(Component data from apps and pages)

• • • • • • •

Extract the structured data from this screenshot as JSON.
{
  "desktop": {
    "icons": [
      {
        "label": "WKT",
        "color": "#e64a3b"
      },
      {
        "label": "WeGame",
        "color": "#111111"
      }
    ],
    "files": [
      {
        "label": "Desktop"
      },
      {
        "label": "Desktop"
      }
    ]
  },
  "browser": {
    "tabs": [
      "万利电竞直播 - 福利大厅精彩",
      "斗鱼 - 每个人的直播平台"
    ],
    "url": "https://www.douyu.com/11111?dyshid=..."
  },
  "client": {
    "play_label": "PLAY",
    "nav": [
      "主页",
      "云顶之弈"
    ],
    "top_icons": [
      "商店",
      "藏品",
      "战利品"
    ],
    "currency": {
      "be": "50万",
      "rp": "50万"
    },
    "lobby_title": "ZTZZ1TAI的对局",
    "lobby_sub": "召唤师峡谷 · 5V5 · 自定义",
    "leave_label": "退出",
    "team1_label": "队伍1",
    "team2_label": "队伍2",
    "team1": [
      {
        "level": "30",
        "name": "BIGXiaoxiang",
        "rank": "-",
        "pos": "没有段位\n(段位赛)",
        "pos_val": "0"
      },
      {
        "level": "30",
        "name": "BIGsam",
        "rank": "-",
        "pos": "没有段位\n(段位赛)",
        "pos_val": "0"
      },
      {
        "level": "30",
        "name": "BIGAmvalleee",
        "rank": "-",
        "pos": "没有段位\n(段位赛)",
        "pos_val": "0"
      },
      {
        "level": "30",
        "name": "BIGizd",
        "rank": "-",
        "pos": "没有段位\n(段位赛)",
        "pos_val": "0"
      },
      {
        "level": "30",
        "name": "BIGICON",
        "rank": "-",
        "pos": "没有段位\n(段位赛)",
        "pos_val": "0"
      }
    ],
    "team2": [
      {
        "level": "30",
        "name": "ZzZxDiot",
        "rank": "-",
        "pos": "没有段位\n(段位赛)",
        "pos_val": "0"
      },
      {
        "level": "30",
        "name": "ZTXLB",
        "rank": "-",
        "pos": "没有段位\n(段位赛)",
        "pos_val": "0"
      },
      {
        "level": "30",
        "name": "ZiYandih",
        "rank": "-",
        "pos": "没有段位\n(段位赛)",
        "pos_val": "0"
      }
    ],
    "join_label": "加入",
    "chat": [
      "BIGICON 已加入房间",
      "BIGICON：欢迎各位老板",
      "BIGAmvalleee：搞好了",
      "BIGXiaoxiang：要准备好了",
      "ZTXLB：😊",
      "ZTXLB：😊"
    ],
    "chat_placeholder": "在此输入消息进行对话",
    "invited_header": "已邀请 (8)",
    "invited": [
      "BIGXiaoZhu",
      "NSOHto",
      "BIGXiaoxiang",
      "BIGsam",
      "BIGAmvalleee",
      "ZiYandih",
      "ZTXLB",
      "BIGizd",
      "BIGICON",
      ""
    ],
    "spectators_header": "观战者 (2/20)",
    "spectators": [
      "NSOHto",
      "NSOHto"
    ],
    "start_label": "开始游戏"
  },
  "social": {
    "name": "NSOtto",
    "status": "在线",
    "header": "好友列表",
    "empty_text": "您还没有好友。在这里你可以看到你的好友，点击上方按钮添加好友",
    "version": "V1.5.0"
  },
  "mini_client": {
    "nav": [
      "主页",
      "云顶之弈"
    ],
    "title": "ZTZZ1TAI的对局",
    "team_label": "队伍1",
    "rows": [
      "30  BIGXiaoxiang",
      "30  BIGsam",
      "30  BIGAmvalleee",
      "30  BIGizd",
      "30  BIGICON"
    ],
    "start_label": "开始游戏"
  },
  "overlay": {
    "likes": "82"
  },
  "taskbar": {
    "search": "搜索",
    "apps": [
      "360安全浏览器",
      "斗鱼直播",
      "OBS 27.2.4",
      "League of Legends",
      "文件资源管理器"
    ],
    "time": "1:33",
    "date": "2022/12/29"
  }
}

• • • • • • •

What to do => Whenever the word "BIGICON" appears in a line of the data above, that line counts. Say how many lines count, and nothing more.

Written solution => 5